November 16, 2017
Palestine: The Consequences Of Child Detention
In March I spent eight days drawing in the refugee camps or ‘tented settlements’ as they are now called in the Bekaa Valley in northern Lebanon. These settlements, medical clinics and schools are supported by Doctors of the World, who provide primary healthcare to tens of thousands of Syrian refugees across the country. Having drawn in Syria several times over the last 18 months and having started a small charity delivering humanitarian aid across the border into Syria I was aware of the conditions.
However this was very different from my last trip. There were no immediate signs of war, no tanks, no field hospitals, no walking wounded, no men in black headbands with Kalashnikovs. And yet with a million refugees now in Lebanon this was likely the most common experience of innocent people caught up in the war. Families of between eight and 12 people living in wooden-framed tents; tents in groups of 5,15 and 65 on the sides of roads, in fields and next to vineyards.
Often these tents were wrapped with disregarded and somewhat ironic advertising panels to keep the sun out and rain off. One featuring a Real Madrid footballer, one with female models on a catwalk and another even pictured a block of smart flats, presumably for rent, somewhere desirable – now the images were stretched around the last place on earth you would ever wish to live.
The drawings describe my seven days in the tented settlements in El-Qaa, Al-Ain and Kamed el-Loz. They show some of the people we met and the places they now live in. After listing the obvious practical things they needed for survival (water, food, medicine) going home was their biggest desire.
With passports and identification fast expiring, many of the Syrian refugees feel more trapped in Lebanon than they did under the bombs of the Syrian regime or the erratic nature of the opposition. They have few rights, no work – just the memories of a civilized, educated, clean, healthy life only three years earlier. Some told us they had been crossed off the UN refugee register, their only lifeline, unable to reapply.
It took me several days to work out how to describe these stories. Eventually I asked if I could draw the possessions they had brought with them from Syria. I expected, of course, that these would be precious objects with sentimental value or gifts from loved ones. I was soon put straight.
In reality, which this very much was, they were the things that were grabbed when the shelling started or when the lights went out; they were the objects left whole in the rubble of their homes, the things the kids happened to be holding or the stuff left in the car. More often than not they had no possessions at all.
It was now junk, with no useful purpose – but junk which connected them, although indirectly, to their previous life. Junk they could not throw away.

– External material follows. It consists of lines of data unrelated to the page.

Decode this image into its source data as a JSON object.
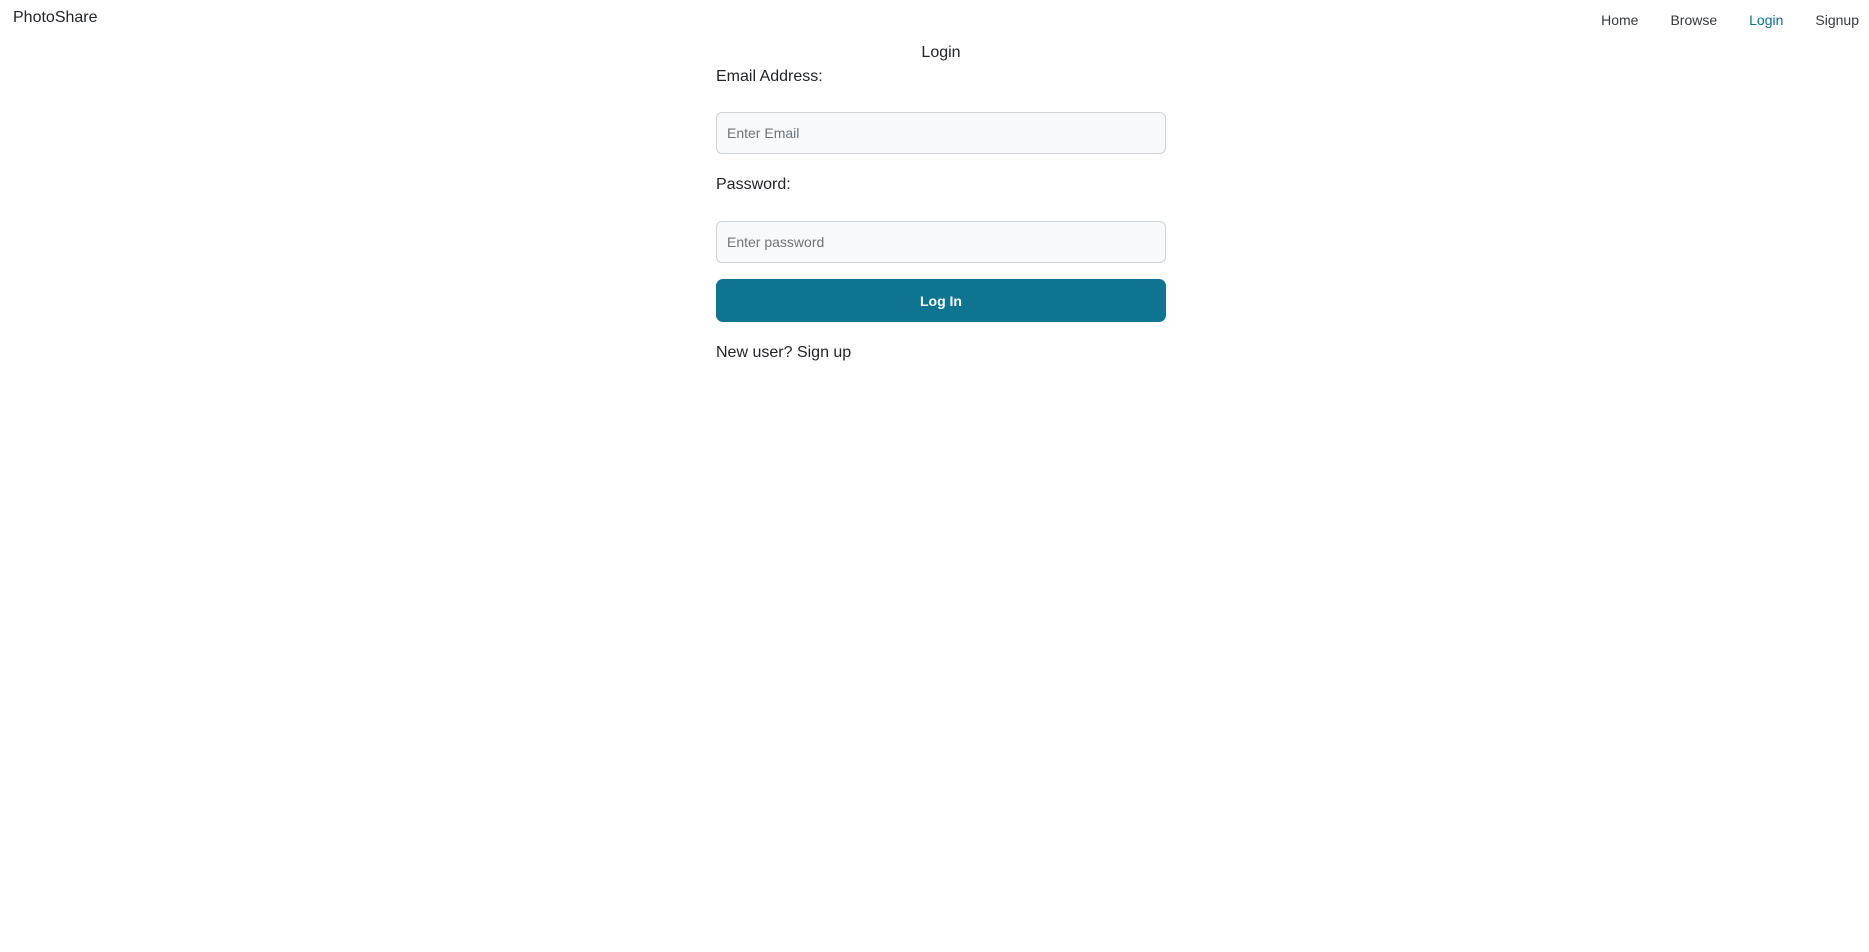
{
  "navbar": {
    "brand": "PhotoShare",
    "links": [
      {
        "label": "Home",
        "active": false
      },
      {
        "label": "Browse",
        "active": false
      },
      {
        "label": "Login",
        "active": true
      },
      {
        "label": "Signup",
        "active": false
      }
    ]
  },
  "login": {
    "title": "Login",
    "email_label": "Email Address:",
    "email_placeholder": "Enter Email",
    "email_value": "",
    "password_label": "Password:",
    "password_placeholder": "Enter password",
    "password_value": "",
    "submit_label": "Log In",
    "new_user_text": "New user?",
    "signup_link": "Sign up"
  },
  "colors": {
    "primary": "#0f7490",
    "active_link": "#0e6f8c",
    "input_bg": "#f8f9fa",
    "input_border": "#ced4da"
  }
}
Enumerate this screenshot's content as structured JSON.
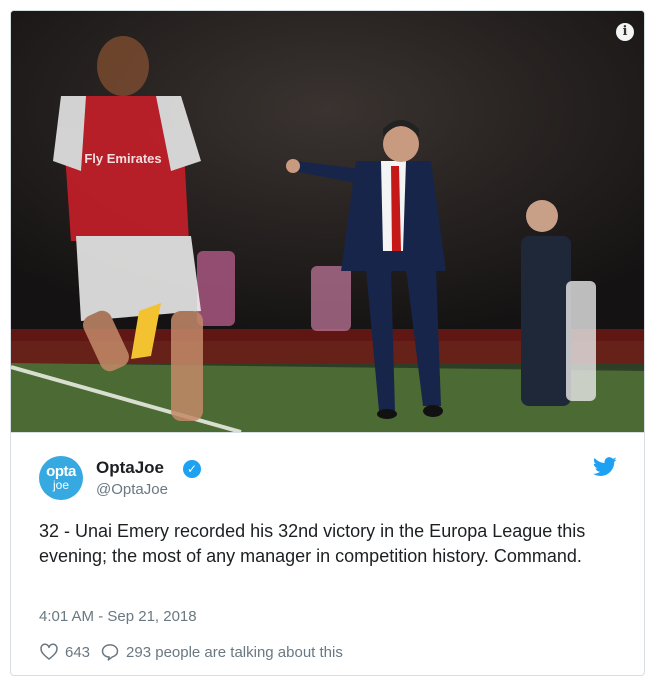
{
  "tweet": {
    "avatar": {
      "line1": "opta",
      "line2": "joe"
    },
    "display_name": "OptaJoe",
    "handle": "@OptaJoe",
    "text": "32 - Unai Emery recorded his 32nd victory in the Europa League this evening; the most of any manager in competition history. Command.",
    "timestamp": "4:01 AM - Sep 21, 2018",
    "likes": "643",
    "talking": "293 people are talking about this"
  },
  "media": {
    "shirt_sponsor": "Fly Emirates",
    "info_glyph": "i"
  },
  "icons": {
    "verified": "verified-badge-icon",
    "bird": "twitter-bird-icon",
    "like": "heart-icon",
    "reply": "speech-bubble-icon"
  },
  "colors": {
    "brand_blue": "#1da1f2",
    "avatar_blue": "#36a9e1",
    "text": "#1c2022",
    "muted": "#697882"
  }
}
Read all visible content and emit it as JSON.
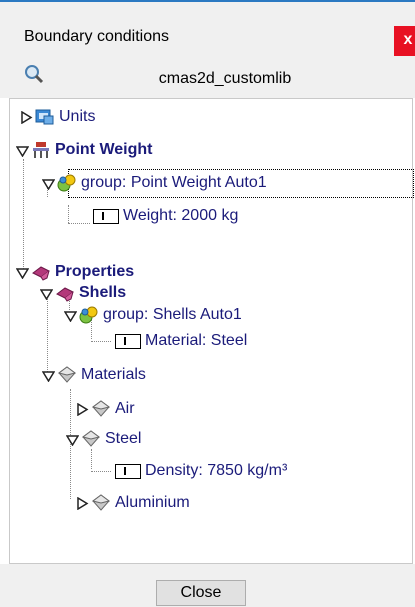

The remote control for the Syrian TV, the clock, a broken lighter, an old key ring, keys for a motorbike stolen in Syria, a friend’s telephone number, a photo of a seven-year-old son left behind so he could go to school. This was the reality of it.
George Butler is an award-winng artist and illustrator specialising in travel and current affairs.